Mr. Taylor's physician, Dr. DeRoy, testified at the hearing that he examined Mr. Taylor on August 30, 1962. His judgment at the time was that Mr. Taylor "* * * was unable to do any type of work in the competitive labor field due to the pain and restriction of motion in the left shoulder." Asked whether there was anything that he could do to either relieve the pain or to improve the condition, he said, "Yes. I felt that rehabilitation in this case could probably be accomplished to a considerable extent by manipulation of his shoulder under anesthetic to overcome or break up the adhesions which had formed after the operation" (Emphasis added). Dr. DeRoy's written report of the examination, copy of which appellee received, read, "Some improvement in the use of the left shoulder might be accomplished by moving the joint through a range of motion with the patient under general anesthesia." The procedure suggested by Dr. DeRoy seems quite different from the Baltimore Hospital doctors' comment as related by appellant. "They said the only thing they could do would be to operate on my left arm again and operate on my right arm, and they thought it would do some good." Mr. Taylor was fearful of this because as he said he had told the doctors "* * * if you operate, I might not be able to even move it at all."

Appellee's complete position is that no medical information which would justify resumption of maintenance and cure payment "was supplied by plaintiff until the hearing on May 1, 1963 * * *." Actually, the defense took Mr. Taylor's deposition on October 15, 1962, within two months of stopping the maintenance and cure payments. In his deposition Mr. Taylor gave a full account of his fall, of his operation and later treatments in Baltimore. He explained that since that time he had been exercising at home.
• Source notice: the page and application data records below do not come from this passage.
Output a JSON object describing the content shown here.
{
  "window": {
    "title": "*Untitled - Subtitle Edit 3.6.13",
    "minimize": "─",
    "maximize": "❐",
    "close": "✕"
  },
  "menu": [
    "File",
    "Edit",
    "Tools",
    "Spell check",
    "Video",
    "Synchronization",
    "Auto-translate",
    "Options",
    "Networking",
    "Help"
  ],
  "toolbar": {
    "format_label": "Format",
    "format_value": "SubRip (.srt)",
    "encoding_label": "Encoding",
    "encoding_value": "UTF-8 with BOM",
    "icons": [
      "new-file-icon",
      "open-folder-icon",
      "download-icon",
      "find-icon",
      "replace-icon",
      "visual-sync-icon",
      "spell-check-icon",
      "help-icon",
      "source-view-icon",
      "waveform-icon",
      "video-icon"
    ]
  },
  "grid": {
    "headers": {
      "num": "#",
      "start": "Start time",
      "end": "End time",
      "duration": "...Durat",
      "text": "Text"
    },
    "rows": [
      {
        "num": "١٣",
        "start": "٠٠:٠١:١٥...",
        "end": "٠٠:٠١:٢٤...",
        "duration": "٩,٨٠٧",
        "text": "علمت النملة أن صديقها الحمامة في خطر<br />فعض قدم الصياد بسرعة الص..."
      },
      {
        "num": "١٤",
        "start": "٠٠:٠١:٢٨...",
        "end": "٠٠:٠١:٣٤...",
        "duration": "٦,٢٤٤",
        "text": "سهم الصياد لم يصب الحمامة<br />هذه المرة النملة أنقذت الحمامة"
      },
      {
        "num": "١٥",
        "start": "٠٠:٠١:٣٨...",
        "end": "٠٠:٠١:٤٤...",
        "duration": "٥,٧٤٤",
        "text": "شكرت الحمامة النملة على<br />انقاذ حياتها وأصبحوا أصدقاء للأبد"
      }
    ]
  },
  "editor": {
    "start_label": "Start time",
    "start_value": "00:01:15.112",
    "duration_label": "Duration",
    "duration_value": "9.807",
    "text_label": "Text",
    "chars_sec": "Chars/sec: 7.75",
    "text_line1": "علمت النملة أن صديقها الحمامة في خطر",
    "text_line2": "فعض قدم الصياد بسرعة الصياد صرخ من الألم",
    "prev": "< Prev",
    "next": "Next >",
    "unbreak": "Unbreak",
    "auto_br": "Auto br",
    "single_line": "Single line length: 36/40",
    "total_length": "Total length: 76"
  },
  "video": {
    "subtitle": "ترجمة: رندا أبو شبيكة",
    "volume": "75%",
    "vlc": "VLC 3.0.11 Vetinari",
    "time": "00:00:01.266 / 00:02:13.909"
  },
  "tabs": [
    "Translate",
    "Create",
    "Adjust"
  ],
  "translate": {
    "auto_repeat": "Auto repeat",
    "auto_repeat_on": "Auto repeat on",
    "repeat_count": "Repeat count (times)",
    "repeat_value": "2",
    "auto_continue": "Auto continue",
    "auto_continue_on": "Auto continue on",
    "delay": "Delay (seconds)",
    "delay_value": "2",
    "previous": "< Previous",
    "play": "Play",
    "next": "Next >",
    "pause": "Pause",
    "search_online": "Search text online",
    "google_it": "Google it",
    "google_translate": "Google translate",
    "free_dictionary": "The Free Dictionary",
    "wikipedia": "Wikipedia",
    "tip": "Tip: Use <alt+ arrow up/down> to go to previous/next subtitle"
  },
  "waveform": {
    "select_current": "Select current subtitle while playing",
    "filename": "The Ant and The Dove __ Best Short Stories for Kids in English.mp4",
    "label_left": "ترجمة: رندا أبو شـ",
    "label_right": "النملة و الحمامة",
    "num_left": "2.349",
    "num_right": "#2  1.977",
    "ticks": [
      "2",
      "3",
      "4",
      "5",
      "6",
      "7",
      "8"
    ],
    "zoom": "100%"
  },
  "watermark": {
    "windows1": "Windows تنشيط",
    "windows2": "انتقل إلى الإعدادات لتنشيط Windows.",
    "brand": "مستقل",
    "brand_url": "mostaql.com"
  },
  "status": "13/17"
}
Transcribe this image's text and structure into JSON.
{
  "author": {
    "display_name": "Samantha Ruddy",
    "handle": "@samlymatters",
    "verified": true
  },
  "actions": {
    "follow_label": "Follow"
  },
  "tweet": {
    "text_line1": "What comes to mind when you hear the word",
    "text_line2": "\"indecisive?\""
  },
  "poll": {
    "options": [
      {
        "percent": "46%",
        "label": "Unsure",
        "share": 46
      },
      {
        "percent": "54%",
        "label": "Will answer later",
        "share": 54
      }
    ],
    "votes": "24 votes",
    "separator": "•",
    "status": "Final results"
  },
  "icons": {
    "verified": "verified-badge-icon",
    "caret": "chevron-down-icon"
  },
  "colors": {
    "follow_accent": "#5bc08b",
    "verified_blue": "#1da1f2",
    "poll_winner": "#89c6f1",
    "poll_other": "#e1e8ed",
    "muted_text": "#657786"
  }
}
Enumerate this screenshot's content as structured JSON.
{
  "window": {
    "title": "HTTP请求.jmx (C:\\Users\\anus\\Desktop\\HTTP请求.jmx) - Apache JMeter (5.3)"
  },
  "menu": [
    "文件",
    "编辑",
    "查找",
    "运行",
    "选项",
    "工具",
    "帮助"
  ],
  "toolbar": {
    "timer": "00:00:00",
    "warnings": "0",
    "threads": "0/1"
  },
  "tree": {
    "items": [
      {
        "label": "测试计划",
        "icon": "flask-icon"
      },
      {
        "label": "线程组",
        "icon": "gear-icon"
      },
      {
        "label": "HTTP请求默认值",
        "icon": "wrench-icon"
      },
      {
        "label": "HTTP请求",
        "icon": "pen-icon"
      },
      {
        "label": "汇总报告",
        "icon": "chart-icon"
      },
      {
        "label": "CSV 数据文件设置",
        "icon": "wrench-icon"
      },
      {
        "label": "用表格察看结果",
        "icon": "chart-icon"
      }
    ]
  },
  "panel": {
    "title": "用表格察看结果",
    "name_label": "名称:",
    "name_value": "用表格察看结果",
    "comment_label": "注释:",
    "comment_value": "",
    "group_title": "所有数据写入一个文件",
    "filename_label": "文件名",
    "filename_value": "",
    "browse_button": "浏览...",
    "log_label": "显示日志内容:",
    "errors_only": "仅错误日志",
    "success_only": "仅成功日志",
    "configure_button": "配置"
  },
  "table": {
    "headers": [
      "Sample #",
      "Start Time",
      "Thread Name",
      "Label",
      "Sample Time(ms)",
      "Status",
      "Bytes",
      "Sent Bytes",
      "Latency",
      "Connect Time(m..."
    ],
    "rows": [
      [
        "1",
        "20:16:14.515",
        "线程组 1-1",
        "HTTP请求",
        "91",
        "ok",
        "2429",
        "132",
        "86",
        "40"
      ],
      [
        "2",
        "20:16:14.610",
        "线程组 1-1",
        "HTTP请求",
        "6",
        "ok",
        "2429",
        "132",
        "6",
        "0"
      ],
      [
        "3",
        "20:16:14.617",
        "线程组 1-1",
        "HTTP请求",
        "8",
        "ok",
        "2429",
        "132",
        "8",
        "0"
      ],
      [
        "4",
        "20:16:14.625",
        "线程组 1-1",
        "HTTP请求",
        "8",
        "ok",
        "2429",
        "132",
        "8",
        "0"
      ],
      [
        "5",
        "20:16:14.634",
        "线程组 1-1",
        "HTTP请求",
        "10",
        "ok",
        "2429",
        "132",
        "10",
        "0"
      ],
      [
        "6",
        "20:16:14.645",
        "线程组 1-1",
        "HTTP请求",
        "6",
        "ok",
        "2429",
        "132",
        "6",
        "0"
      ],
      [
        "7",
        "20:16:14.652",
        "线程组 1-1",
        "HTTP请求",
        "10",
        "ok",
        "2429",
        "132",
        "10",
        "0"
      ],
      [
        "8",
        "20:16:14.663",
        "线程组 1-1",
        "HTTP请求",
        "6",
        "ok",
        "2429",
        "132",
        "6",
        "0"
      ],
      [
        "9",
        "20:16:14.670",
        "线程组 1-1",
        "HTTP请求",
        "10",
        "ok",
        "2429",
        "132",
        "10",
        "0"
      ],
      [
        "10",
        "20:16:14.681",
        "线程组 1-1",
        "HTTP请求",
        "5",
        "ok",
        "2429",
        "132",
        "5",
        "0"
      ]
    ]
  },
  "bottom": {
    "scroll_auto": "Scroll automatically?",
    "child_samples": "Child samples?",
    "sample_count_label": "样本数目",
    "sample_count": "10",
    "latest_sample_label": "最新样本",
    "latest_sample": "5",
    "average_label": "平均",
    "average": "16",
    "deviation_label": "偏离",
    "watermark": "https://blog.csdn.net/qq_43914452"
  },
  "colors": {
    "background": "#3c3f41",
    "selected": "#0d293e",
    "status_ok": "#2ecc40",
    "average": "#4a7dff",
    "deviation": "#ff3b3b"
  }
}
Then he gave the following testimony:

"Q. What is the last doctor you saw about your arms?

"A.Well, Dr. DeRoy here is a mighty good doctor, he operated on my back here in 1954, and I went to him two or three weeks ago. And he said I ought to have more done for my arm and to help it out.

"Q. What did he mean?

"A. Well, treatments, and maybe an operation.

"Q. What kind of treatments?

"A. Well, heat treatments and exercise.

"Q. But did he treat you like, that? Did he give you heat treatments?

"A. No, not yet.

"Q. Are you going to see him for heat treatments?

"A. I will if somebody pays the bill.

"Q. I see.

"A. I can't. I'll go for an operation with him, if he thinks it needs one.

"Q. If DeRoy thinks you need one?

"A. Yes."

There is no indication in the transcript of hearing that the above evidence was ever called to the attention of the court.

The court found as to plaintiff that "* * * in the course of his duties he sustained injuries to left arm and shoulders; and that he received maintenance and cure up to but not since August 7, 1962, but has not reached maximum cure * * *." The court ordered the defendant to "* * * make payments for maintenance and cure at the rate of $8.00 per day beginning May 1, 1963, and continuing * * *." Plaintiff's appeal is from the failure to allow maintenance and cure from August 7, 1962 to May 1, 1963.

The factual situation disclosed by the record makes it impossible to decide this appeal fairly with respect to the parties and to the trial judge, without findings of fact and conclusions of law on the only point at issue i. e. whether appellant is entitled to maintenance and cure from the defendant for the period from August 7, 1962 to May 1, 1963. The judgment of the district court is therefore vacated and the cause remanded for such findings and conclusions.


© 1998 VersusLaw Inc.

Buy This Entire Record For $7.95

Official citation and/or docket number and footnotes (if any) for this case available with purchase.

Learn more about what you receive with purchase of this case.